With the end of life for the popular E4D coming on December 31, 2020, many IBM i shops face Extended Support. This support is limited in scope. You can only get a contract for 12 months, and there are no guarantees. IBM Extended Support is better than IBM’s no option, but it’s not the best solution.
If you’re one of these companies struggling to navigate budget constraints in 2020, we have a suggestion: financing. If you’re not worried today, but you want to hold on to your cash, financing is also a fit for you. Do you refresh your hardware on a regular three to four-year cadence? Financing will save you money.
Almost three decades ago, back in 1997, IBM announced the flagship 9337 Disk Array Subsystem, a rack-mount disk unit that offers 1,084 MB to 33.55 GB of DASD for the AS/400 9406 Models B, D, E, and F as well as AS/400 Advanced System Model. Back in the early ’80s, I engaged in a benchmark of the 9337 Disk Subsystem on an enterprise AS/400 against the EMC Symmetric system in Rochester, Minnesota. I also presented RAID technology at a local user group meeting, explaining how to protect the data on the 9337 storage for the AS/400 with RAID 5 technology.
We have come a long way in storage for the Power System. In addition to internal hard disk drives (HDDs), there are Solid State Drives (SSDs), Non-Volatile Memory express (NVMe) drives, and the external IBM FlashSystems with all NVMe storage option. Gone are the days when AS/400 internal storage was usually the first choice in achieving the best performance. This blog discusses various IBM storage options for POWER9 and highlights the cost difference of deploying different storage options on a FlashSystem fiber attached to a POWER9.
Most IBM i customers have an ERP package on their IBM Power server that runs their business. Typically, a small or mid-sized company can comfortably operate with one Power9 core activation, that provides a CPW of 13,125. The IBM Power9 model S914 has two processor options, a 4-core, and a 6-core. Which one do you get if you only need 1 core activation?

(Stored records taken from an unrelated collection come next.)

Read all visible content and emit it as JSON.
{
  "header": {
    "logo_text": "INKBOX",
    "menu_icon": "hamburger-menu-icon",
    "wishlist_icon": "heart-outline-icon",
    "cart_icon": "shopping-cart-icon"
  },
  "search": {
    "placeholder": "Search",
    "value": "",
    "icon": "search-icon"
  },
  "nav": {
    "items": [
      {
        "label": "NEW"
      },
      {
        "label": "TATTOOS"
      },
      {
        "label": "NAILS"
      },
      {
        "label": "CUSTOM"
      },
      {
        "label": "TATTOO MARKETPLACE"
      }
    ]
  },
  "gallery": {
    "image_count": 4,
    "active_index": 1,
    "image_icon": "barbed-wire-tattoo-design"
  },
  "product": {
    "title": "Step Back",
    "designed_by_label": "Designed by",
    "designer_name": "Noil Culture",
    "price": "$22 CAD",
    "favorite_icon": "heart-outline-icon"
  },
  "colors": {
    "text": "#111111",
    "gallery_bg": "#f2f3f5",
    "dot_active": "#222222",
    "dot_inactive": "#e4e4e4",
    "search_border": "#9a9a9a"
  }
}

The 4-core server is physically the same as the 6-core server, except for the processor and the other differences shown in the table below.
|Maximum Internal Disk Drives||10 (283GB HDD or 387GB SSD)||672, many HDD & SSD sizes|
|BUS Expansion||None||1 drawer – 6 adapter slots|
|Software Tier Group||P05||P10|
Let’s discuss each of these differences in more detail: